While ED is commonly viewed as a condition affecting the older men, the condition is becoming increasingly more prevalent in younger men. It is estimated about 30% of men below 40 years are finding it hard to achieve hardness in the bedroom. In a multi-centre worldwide study, involving more than 27,000 men from eight countries, ED prevalence of 8% among men aged 20–29 years and 11% among those aged 30–39 years were demonstrated.
Erection Hardness Score (EHS) is generally used as the barometer for penile rigidity. The optimal erection that men should strive to achieve to enjoy sex thoroughly is when the penis is completely hard, with the rigidity comparable to the cucumber (Although some may like to be described as man of steel). Any deficiency in the rigidity technically is ED, ranging from the sub-optimal erection comparable to banana that is just adequate, to the softness of tofu impossible for penetration.
Although many view ED as “just” a sexual health problem, ED is often associated with other co-morbid conditions including cardiovascular disease, hypertension, diabetes, prostate diseases and depression, many of which have a number of the same vascular risk factors. Study has even proven that ED is a strong indicator of premature mortality, and precursors to cardiovascular events such as heart attacks and strokes.

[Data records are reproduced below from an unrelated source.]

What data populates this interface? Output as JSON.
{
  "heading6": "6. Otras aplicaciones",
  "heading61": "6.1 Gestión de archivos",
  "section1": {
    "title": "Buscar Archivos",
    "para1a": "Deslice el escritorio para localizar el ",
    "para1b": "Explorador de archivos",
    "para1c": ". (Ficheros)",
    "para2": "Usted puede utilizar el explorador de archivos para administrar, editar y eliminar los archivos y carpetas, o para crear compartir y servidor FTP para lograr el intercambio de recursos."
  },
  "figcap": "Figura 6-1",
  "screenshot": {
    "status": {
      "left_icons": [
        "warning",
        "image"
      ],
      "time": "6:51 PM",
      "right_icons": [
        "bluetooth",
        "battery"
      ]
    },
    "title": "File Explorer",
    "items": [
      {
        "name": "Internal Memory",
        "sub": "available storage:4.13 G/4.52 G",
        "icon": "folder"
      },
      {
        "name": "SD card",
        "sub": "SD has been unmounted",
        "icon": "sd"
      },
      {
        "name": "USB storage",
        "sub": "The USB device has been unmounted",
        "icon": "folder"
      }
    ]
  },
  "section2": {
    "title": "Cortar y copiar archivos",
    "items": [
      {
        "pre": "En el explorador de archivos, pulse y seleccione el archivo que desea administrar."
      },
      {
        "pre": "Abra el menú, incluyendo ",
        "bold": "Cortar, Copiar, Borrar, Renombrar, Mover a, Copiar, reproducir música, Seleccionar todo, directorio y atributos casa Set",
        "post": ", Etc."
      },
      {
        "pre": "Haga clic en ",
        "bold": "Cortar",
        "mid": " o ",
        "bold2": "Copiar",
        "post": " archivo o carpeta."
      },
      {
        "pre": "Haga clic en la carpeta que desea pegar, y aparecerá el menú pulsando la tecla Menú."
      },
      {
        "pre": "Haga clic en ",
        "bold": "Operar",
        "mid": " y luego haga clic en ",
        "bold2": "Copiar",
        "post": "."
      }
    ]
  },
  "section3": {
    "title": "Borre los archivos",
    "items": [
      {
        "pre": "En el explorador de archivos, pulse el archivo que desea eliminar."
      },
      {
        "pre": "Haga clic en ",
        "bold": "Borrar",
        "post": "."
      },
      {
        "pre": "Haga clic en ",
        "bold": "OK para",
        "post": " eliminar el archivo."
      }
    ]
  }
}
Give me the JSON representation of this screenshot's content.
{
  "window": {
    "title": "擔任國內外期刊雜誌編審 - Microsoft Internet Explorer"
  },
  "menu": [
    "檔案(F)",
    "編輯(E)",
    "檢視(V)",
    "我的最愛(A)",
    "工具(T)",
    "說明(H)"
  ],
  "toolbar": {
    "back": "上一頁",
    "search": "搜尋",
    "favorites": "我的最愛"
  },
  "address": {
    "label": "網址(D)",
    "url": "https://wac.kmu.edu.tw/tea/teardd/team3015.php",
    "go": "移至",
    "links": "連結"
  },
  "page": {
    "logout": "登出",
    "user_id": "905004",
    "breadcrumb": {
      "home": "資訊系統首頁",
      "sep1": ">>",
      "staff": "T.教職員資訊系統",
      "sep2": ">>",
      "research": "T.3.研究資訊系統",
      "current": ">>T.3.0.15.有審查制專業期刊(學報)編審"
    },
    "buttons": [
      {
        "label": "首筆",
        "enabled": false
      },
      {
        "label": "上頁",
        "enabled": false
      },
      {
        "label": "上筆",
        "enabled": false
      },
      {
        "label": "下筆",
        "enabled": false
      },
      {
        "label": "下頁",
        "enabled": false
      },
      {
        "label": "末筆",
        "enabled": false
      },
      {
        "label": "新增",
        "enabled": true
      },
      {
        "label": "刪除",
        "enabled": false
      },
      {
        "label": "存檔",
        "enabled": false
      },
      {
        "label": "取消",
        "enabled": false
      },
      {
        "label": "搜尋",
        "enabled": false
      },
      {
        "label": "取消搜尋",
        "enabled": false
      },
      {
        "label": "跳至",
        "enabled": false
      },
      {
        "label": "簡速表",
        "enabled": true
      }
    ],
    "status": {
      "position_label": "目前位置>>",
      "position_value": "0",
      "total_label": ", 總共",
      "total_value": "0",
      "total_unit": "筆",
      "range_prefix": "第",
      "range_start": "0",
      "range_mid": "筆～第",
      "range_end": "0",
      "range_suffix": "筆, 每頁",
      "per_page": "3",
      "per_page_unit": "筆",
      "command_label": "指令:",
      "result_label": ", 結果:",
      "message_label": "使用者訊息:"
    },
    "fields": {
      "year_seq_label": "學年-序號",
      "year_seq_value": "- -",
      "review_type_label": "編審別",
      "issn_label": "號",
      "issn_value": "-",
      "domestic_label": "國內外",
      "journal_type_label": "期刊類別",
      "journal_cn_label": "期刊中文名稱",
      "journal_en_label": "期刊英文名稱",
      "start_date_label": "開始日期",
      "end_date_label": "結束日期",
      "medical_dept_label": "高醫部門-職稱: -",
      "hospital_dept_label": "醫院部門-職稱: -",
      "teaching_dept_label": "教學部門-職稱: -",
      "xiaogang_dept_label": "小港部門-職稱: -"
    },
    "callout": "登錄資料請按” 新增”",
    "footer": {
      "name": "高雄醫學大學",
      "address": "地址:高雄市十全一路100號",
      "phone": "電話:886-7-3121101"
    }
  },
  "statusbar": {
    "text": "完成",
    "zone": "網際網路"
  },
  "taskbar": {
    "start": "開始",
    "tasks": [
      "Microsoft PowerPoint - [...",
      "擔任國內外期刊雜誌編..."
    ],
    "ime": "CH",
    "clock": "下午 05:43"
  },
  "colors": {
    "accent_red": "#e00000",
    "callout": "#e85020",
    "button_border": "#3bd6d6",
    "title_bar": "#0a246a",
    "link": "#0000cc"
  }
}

In the fast paced urban lifestyle, it is not uncommon for young men who face the challenges of work and family pressure, to encounter occasional obstacles to “rise to the occasion” in the bedroom. When the occasional failures turn out to be the regular norms, it is crucial to examine the hard facts of the causes and impact of the deficiency. The American President, Theodore Roosevelt, often considered a driving force for the progressive era, once said: “I think here is only one quality worse than hardness of heart and that is softness of the head”. When Dr. G is put on the spot on why hard young men are going soft between the sheets, his response is: “There is one quality worse than the softness of the hard and that is the hardness of the ego head. It is usually a matter of time for the young hard ego heads to accept the softness of the other head needs hardening up!”